You aren't quite getting this. x_n isn't a single sequence. It's a different sequence for each value of n. x_1=(1,0,0,0...), x_2=(1,1,0,0,0..), x_3=(1,1,1,0,0...) etc etc. All of those are in l_1. And, yes, ||x_n||_infinity=1. But ||x_n||_1=n, right? What does that tell you about the possibility of the norms being equivalent?

7. Feb 21, 2010

### BSCowboy

You're right, I was being dense (my steady state as of late).

So,

$$\dfrac{||x_n||_1}{||x_n||_{\infty}}=n$$

Then,
$$\dfrac{||x_n||_1}{||x_n||_2}=\dfrac{n}{\sqrt{n}}=\sqrt{n}$$

Lastly,
$$\dfrac{||x_n||_2}{||x_n||_{\infty}}=\sqrt{n}$$

Or, am I still lost?

8. Feb 21, 2010

### Dick

No, I think you are getting it. Since all of those diverge as n->infinity, that means you can't bound any of your norms by a constant times the other norm, right?

9. Feb 21, 2010

### BSCowboy

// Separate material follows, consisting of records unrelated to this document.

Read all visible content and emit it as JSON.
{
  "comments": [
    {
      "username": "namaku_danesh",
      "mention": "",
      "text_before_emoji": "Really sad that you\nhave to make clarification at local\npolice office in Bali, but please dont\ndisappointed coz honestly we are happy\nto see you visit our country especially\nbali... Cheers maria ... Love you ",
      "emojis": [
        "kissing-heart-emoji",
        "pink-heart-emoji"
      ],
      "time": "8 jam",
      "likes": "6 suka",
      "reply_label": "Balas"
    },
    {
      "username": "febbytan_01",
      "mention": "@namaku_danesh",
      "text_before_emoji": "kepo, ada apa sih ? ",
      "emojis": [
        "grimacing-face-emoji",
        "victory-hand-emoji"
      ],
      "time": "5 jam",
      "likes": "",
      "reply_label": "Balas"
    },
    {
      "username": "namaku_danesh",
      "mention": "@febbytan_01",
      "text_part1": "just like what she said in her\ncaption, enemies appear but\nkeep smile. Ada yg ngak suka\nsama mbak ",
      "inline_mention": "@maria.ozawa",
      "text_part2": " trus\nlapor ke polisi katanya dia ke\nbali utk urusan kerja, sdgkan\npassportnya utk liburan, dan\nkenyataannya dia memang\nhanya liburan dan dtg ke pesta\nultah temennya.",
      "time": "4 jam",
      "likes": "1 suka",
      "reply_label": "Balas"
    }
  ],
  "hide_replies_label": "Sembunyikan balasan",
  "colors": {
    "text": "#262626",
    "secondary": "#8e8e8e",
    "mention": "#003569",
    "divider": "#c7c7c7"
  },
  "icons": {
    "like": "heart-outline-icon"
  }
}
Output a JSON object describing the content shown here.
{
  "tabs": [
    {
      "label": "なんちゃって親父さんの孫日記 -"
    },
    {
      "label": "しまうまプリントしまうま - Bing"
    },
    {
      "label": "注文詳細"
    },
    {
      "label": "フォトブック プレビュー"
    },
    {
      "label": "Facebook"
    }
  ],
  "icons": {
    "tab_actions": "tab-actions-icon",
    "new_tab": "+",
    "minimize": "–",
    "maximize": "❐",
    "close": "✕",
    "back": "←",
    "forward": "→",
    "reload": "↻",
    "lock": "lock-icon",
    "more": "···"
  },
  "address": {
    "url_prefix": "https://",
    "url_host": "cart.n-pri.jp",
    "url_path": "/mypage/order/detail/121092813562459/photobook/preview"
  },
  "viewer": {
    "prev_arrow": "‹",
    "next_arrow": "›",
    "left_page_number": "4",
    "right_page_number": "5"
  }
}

Right, Thanks Dick. I appreciate it. I guess I kept getting stuck because I wasn't thinking about a sequence of sequences correctly and I kept thinking of $$l_1$$ incorrectly.